Segment Start: Data section

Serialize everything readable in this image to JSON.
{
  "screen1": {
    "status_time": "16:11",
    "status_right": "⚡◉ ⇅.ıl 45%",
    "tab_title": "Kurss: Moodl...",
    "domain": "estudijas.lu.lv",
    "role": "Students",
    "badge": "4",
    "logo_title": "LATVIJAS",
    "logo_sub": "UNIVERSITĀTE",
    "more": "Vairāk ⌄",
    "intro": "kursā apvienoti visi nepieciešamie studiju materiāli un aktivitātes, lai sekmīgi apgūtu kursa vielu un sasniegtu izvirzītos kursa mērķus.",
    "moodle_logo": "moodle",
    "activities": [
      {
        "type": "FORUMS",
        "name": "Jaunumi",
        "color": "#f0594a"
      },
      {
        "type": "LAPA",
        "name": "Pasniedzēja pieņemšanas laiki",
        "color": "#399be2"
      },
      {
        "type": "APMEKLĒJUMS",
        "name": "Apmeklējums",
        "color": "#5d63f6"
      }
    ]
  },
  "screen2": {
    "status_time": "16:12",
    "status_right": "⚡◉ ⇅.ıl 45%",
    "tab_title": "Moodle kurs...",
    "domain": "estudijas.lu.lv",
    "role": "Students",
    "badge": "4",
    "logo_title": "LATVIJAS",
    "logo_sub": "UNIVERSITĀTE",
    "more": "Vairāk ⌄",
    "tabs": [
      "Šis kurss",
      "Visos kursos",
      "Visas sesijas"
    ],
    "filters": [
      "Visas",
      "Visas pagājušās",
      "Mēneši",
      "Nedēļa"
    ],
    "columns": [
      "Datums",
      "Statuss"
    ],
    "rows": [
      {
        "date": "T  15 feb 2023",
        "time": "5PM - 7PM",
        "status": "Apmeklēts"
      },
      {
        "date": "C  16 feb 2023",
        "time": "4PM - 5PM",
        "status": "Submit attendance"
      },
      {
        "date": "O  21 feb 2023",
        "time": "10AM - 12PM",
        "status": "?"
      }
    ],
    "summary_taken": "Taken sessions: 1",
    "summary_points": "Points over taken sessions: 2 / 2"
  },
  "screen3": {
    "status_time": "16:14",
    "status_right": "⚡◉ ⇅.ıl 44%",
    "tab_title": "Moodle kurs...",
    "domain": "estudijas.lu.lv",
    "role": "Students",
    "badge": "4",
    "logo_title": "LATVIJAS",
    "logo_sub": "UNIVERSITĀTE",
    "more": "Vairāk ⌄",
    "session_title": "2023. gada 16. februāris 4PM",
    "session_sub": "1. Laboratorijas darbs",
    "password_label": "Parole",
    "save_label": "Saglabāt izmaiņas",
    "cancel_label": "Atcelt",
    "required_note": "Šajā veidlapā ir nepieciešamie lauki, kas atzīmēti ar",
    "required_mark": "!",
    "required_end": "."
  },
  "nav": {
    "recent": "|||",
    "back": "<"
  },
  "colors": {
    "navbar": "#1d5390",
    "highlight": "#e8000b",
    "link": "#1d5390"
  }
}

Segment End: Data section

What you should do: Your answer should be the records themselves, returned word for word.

Exercise response:
Serialize everything readable in this image to JSON.
{
  "screen1": {
    "status_time": "16:11",
    "status_right": "⚡◉ ⇅.ıl 45%",
    "tab_title": "Kurss: Moodl...",
    "domain": "estudijas.lu.lv",
    "role": "Students",
    "badge": "4",
    "logo_title": "LATVIJAS",
    "logo_sub": "UNIVERSITĀTE",
    "more": "Vairāk ⌄",
    "intro": "kursā apvienoti visi nepieciešamie studiju materiāli un aktivitātes, lai sekmīgi apgūtu kursa vielu un sasniegtu izvirzītos kursa mērķus.",
    "moodle_logo": "moodle",
    "activities": [
      {
        "type": "FORUMS",
        "name": "Jaunumi",
        "color": "#f0594a"
      },
      {
        "type": "LAPA",
        "name": "Pasniedzēja pieņemšanas laiki",
        "color": "#399be2"
      },
      {
        "type": "APMEKLĒJUMS",
        "name": "Apmeklējums",
        "color": "#5d63f6"
      }
    ]
  },
  "screen2": {
    "status_time": "16:12",
    "status_right": "⚡◉ ⇅.ıl 45%",
    "tab_title": "Moodle kurs...",
    "domain": "estudijas.lu.lv",
    "role": "Students",
    "badge": "4",
    "logo_title": "LATVIJAS",
    "logo_sub": "UNIVERSITĀTE",
    "more": "Vairāk ⌄",
    "tabs": [
      "Šis kurss",
      "Visos kursos",
      "Visas sesijas"
    ],
    "filters": [
      "Visas",
      "Visas pagājušās",
      "Mēneši",
      "Nedēļa"
    ],
    "columns": [
      "Datums",
      "Statuss"
    ],
    "rows": [
      {
        "date": "T  15 feb 2023",
        "time": "5PM - 7PM",
        "status": "Apmeklēts"
      },
      {
        "date": "C  16 feb 2023",
        "time": "4PM - 5PM",
        "status": "Submit attendance"
      },
      {
        "date": "O  21 feb 2023",
        "time": "10AM - 12PM",
        "status": "?"
      }
    ],
    "summary_taken": "Taken sessions: 1",
    "summary_points": "Points over taken sessions: 2 / 2"
  },
  "screen3": {
    "status_time": "16:14",
    "status_right": "⚡◉ ⇅.ıl 44%",
    "tab_title": "Moodle kurs...",
    "domain": "estudijas.lu.lv",
    "role": "Students",
    "badge": "4",
    "logo_title": "LATVIJAS",
    "logo_sub": "UNIVERSITĀTE",
    "more": "Vairāk ⌄",
    "session_title": "2023. gada 16. februāris 4PM",
    "session_sub": "1. Laboratorijas darbs",
    "password_label": "Parole",
    "save_label": "Saglabāt izmaiņas",
    "cancel_label": "Atcelt",
    "required_note": "Šajā veidlapā ir nepieciešamie lauki, kas atzīmēti ar",
    "required_mark": "!",
    "required_end": "."
  },
  "nav": {
    "recent": "|||",
    "back": "<"
  },
  "colors": {
    "navbar": "#1d5390",
    "highlight": "#e8000b",
    "link": "#1d5390"
  }
}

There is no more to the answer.